David LaBounty: In 2009, I put together the "First Inning" as an anniversary present for Robin. Then, in 2011, Quimby's Bookstore in Chicago and Atomic Books in Baltimore sponsored Revenge of Print!, which was a challenge to old zinesters to "Make one more issue." So I made a couple of extra copies and sent them to the bookstores. They were a hit, and since I had detailed notes of all of our summer trips involving bookstores and baseball, I decided to make it a series. What sort of audience has it attracted thus far, and how can interested readers obtain a copy?

David LaBounty: At first it was only available to family and friends and a few select bookstores, but then we started taking them to book festivals with our other publications. People would see the cover and stop by to chat about baseball and road trips with Robin. They usually ended up buying a copy or two for themselves and their friends. I also trade copies with other zinesters, which led me to Mike Faloon and Steve Reynolds of Zisk zine ("The Baseball Magazine For People Who Hate Baseball Magazines"). With the help of Gabe, we ended up publishing an anthology of the best of Zisk.

I think there are still a few copies of Bookstores and Baseball at Quimby's and Atomic, or you can order them (PDF or print) HERE Taking into account both Minor League Baseball and independent bookstores, what city would you consider to be the best of both worlds?

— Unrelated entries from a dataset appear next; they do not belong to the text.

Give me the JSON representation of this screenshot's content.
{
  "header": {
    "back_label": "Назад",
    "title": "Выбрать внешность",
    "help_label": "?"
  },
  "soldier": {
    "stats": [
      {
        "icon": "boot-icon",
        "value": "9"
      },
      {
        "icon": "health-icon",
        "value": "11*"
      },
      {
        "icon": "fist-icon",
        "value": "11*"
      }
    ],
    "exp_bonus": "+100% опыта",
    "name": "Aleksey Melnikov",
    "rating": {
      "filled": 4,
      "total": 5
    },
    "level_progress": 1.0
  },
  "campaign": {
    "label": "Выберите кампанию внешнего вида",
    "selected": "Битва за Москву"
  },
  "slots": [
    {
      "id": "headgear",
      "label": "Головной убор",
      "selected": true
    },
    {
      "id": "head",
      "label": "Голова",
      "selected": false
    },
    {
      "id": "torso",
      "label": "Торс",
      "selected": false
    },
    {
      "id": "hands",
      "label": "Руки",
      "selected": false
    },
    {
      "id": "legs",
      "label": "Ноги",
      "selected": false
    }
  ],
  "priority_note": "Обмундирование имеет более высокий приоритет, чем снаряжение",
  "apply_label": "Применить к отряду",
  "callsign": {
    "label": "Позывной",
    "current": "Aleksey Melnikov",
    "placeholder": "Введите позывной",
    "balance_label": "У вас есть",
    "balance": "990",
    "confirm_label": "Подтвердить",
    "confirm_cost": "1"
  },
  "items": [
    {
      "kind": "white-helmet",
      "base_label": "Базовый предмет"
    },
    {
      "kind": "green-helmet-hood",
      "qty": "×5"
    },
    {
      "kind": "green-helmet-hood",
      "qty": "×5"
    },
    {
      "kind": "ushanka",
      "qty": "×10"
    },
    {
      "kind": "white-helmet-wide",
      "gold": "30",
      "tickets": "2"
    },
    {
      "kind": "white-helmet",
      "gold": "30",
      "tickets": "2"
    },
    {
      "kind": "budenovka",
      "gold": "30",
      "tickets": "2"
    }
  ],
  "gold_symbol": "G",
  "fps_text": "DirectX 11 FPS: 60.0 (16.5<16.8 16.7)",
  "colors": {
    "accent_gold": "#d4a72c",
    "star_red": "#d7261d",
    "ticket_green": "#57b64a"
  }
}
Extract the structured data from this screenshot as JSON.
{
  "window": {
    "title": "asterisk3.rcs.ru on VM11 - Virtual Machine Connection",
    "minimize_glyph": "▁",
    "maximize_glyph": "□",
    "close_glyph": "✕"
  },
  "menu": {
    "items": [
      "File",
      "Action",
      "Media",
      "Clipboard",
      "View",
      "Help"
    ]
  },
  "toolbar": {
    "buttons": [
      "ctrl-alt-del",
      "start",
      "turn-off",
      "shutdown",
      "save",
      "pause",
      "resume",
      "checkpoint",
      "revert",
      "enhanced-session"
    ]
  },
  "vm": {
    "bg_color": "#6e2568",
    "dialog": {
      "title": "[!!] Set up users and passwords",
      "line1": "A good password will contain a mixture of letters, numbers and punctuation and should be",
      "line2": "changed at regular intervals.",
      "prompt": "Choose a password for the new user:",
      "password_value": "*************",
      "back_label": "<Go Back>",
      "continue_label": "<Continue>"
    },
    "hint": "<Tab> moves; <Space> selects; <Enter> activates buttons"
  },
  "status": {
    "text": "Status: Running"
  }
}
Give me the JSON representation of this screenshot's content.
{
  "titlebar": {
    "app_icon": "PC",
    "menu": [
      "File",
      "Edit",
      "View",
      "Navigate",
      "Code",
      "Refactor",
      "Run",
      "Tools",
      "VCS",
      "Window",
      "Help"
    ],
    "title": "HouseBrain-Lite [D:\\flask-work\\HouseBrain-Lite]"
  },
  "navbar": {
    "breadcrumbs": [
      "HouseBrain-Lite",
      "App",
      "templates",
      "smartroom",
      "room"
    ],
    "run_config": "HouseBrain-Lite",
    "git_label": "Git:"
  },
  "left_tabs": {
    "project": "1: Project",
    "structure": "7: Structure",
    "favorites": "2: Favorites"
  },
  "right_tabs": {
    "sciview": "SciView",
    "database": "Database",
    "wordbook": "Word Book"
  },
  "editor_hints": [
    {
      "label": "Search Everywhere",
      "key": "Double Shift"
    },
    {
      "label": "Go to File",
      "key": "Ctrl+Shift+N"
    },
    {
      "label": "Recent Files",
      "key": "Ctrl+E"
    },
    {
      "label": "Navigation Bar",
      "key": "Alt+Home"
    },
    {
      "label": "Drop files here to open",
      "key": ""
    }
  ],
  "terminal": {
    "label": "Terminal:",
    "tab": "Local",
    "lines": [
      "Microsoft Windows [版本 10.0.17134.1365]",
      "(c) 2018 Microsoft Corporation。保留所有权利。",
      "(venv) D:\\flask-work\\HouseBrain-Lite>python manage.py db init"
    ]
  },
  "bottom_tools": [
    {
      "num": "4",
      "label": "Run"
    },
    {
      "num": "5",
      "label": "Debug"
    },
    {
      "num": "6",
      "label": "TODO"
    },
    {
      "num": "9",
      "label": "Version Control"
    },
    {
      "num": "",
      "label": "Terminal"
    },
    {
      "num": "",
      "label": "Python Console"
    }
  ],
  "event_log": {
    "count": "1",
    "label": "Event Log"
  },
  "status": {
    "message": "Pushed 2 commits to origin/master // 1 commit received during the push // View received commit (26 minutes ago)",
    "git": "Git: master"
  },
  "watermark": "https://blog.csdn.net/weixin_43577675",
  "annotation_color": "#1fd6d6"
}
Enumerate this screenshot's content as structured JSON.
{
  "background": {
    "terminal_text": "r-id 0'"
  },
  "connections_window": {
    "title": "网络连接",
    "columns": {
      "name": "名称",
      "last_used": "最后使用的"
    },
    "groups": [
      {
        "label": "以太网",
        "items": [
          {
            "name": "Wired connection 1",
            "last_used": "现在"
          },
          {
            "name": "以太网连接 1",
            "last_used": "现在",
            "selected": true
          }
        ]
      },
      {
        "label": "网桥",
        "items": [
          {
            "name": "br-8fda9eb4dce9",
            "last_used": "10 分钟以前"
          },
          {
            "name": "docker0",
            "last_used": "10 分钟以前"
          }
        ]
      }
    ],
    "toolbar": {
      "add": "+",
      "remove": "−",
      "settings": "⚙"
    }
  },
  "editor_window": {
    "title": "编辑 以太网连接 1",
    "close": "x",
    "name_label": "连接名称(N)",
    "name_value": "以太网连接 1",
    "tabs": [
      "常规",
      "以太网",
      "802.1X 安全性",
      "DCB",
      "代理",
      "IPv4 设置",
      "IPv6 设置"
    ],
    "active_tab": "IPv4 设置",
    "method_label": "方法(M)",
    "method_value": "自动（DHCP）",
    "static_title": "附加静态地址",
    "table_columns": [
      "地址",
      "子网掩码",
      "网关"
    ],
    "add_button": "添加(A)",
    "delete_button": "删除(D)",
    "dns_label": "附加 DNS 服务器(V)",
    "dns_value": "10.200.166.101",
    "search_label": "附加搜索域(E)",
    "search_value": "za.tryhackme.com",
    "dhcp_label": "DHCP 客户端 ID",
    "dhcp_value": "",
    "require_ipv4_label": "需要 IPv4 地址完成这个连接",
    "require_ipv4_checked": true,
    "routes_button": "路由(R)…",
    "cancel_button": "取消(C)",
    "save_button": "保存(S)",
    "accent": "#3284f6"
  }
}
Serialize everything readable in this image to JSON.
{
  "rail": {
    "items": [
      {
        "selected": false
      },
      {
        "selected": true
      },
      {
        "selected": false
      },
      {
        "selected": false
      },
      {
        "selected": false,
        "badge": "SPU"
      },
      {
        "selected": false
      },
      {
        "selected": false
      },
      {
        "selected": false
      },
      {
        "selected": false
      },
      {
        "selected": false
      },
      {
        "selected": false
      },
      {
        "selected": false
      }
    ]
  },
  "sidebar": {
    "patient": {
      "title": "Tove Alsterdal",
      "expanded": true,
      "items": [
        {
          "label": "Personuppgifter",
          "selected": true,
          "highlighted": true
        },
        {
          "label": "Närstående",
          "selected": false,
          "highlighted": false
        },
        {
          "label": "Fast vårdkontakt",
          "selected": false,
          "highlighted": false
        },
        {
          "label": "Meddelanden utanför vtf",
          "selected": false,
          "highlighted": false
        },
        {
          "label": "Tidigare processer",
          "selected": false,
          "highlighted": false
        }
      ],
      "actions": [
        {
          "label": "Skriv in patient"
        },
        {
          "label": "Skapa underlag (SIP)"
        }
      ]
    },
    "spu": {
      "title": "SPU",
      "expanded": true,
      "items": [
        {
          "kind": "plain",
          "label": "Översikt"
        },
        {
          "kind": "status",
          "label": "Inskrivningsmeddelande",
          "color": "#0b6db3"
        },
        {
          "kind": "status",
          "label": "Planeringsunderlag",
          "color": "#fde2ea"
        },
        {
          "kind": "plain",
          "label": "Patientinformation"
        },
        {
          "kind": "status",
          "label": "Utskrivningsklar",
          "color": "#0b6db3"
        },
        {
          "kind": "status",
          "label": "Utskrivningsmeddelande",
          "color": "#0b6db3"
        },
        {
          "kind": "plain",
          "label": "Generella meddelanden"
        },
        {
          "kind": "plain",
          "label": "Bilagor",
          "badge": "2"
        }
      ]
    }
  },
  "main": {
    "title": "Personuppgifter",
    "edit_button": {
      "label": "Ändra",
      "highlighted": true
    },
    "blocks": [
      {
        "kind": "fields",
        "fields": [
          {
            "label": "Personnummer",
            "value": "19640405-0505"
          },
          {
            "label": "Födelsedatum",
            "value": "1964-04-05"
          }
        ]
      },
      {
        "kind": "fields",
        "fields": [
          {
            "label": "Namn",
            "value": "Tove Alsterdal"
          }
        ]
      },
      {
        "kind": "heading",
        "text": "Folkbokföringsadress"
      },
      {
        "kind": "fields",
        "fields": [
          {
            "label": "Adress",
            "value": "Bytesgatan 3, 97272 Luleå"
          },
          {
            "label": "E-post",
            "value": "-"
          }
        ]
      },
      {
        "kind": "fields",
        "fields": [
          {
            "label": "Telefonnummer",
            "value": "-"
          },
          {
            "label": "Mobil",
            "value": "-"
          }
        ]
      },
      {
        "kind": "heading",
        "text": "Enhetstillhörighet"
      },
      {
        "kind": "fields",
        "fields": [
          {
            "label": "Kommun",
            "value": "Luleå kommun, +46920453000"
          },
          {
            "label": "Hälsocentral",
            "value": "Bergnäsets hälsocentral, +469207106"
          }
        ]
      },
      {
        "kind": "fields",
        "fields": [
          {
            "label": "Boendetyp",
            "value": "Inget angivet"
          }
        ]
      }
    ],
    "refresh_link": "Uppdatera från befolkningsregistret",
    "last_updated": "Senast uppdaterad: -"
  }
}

David LaBounty: Of the ones we've visited, Louisville was the best of both worlds. The Louisville Bats game was a little boring (we might have been there on an off night), but we love Carmichael's Bookstore (two locations!) and the city gets bonus points for being home to the Louisville Slugger Museum & Factory. More broadly, if you were advising a fellow literary-minded baseball fan on his or her own trip itinerary, what would you recommend?

David LaBounty: You can't go wrong with a trip to the Bay Area, as there are great bookstores and lively baseball on both sides of the Bay Bridge. D.C. is excellent, and Chicago and Baltimore are great towns for baseball fans who are looking for alternative lit. Gabe, you've contributed your own ballpark accounts to the zine over the years. Through which one can see your own evolution as a writer. Would you like to write professionally about baseball or other topics?

Gabe LaBounty: I've been writing for school newspapers since fifth grade. I like writing about sports, but as I've grown, I prefer writing hard news stories. I'm currently at college pursuing a journalism degree and writing for The Cougar (the University of Houston's newspaper). David, you've published eight "innings" of Bookstores and Baseball thus far. Is the LaBounty family planning to go for the complete game?

David LaBounty: We are in negotiations for a ninth inning as I type. I was hoping to head to Denver, Gabe's pushing for a tour of the Carolina League and Liv wants New York (but she's just dying for Hamilton tickets).

Benjamin Hill is a reporter for and writes Ben's Biz Blog. Follow Ben on Twitter @bensbiz.